In the parley prior to the battle, the armies agreed that no quarter would be given or asked, both sides hoping to seize a decisive victory in the interminable wars between the houses of York and Lancaster.
The Lancastrians were on the ascendancy - having slain both the Duke of York and the Earl of Salisbury at the battle of Wakefield on the slopes abutting Sandal Castle. The Duke's eldest son had been proclaimed king by the Earl of Warwick in London and marched North to personally oversee the offensive, whereby the Lancastrians were under the command of the Duke of Somerset.
The conditions on the opening day of the battle were unusual for such a late date, in that a fierce blizzard was blowing. This alone meant that the warfare would be difficult, with archers being either aided or hindered by swirling winds.
The Yorkists had the advantage of the wind in the opening exchanges - and massed ranks of archers rained down tens of thousands of arrows on their Lancastrian foes under the command of Lord Fauconberg. The Lancastrians, unable to return fire effectively into the oncoming wind suffered huge initial losses until they decided to attempt to engage the Yorkists on foot.
Pressing forward, they won ground - pushing the Yorkist ranks back and mounting a surprise attack on the left flank with a mass charge of spearmen. The Yorkists held their ground and when they were reinforced with several thousands horsemen under the command of the Duke of Norfolk, the tide of battle turned decisively in their favour. After standing to fight for hours more, the Lancastrian ranks suddenly broke and a rout began.
During the rout, the slaughter was terrible. With the 'no quarter' agreement having been given, the Yorkists showed no mercy to the fleeing soldiers. The River Cock, running behind the Lancastrian lines was plugged with bodies and according to folklore ran red with blood for 3 days afterward. Other legends say that roses grown on the battlefield will not grow elsewhere and, inevitably, that the groans of dying men can be heard on the 'bridge of bodies' over Cock Beck.

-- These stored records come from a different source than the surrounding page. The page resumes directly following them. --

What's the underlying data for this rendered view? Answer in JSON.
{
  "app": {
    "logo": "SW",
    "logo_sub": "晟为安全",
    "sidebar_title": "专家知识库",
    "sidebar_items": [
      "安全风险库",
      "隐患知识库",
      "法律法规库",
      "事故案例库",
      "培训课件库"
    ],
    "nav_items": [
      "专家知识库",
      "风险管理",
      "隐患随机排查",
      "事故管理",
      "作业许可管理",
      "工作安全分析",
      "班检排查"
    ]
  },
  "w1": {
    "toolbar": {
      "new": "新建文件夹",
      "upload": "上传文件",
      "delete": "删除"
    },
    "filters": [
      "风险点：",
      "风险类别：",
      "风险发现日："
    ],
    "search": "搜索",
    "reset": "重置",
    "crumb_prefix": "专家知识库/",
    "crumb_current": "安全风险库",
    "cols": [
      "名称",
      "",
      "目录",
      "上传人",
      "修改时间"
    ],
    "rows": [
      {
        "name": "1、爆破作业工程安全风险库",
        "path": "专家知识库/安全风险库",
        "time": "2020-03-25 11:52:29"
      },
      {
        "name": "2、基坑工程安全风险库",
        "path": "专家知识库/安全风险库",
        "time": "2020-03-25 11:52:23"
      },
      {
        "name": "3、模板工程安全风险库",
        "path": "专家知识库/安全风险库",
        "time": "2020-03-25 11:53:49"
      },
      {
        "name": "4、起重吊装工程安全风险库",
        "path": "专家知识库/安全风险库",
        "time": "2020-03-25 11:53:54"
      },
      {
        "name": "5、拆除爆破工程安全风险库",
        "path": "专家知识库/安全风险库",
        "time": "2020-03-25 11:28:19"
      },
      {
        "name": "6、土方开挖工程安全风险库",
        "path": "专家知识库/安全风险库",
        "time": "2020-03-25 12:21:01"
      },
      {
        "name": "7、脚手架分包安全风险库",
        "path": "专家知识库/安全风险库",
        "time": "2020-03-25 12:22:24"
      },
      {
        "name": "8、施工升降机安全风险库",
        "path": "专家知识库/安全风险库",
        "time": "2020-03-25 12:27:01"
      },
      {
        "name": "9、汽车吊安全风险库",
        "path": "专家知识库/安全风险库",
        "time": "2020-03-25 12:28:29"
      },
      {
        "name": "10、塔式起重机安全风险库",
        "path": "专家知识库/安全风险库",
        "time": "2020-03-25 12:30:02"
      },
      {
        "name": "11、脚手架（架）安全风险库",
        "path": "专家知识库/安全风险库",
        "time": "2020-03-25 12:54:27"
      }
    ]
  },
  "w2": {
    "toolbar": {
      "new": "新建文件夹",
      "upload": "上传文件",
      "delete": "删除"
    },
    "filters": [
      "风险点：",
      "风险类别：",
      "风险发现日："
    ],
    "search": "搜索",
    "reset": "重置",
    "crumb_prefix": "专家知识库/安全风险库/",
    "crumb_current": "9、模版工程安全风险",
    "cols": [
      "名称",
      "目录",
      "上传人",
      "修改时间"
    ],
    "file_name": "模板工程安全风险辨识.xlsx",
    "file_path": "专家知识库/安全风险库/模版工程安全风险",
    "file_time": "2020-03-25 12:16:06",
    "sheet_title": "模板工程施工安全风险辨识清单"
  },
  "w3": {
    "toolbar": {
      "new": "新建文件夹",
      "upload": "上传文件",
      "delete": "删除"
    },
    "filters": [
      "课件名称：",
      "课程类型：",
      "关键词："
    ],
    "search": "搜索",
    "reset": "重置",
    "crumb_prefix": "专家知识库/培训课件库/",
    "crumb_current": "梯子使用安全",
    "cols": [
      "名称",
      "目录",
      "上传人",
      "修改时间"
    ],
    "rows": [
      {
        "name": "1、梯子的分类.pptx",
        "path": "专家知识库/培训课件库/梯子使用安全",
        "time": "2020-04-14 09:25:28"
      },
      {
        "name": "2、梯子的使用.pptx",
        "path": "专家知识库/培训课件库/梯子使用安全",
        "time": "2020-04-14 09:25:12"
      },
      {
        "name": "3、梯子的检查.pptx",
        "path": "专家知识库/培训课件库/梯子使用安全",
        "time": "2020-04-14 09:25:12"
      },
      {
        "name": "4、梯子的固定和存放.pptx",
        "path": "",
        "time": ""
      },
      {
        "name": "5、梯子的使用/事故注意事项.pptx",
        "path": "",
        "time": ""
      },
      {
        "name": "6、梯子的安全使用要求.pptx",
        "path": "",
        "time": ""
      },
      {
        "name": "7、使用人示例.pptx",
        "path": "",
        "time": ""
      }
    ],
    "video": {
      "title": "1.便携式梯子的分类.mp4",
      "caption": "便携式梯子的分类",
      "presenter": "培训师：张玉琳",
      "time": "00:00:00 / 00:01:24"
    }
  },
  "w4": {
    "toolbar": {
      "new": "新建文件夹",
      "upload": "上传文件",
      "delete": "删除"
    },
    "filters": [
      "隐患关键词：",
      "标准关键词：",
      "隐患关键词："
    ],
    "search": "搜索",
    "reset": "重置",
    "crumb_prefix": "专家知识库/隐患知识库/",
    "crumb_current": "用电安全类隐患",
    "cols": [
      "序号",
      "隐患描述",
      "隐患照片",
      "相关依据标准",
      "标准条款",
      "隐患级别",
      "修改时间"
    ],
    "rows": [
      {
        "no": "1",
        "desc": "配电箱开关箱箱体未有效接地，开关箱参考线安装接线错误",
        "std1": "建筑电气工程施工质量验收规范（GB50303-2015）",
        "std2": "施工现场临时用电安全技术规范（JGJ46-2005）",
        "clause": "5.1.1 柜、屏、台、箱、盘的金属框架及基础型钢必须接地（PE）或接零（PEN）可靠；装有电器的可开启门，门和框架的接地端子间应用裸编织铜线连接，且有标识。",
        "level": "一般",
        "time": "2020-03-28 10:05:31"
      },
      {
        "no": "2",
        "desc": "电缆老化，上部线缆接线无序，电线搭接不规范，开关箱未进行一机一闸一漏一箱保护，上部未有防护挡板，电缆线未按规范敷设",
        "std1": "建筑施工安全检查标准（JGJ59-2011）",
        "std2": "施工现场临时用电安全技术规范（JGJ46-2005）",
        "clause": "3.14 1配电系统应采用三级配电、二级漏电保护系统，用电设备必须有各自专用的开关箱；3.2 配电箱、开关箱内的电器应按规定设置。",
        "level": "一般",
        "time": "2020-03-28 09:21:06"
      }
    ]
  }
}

Today, a simple stone monument marks the battlefield in a small layby off the road that passes through it. Each year around the time of the battle, societies come to lay wreaths in rememberance of the awful sacrifice made in that long ago war, and the monument is bedecked in the white and red roses of each side.
See also: folklore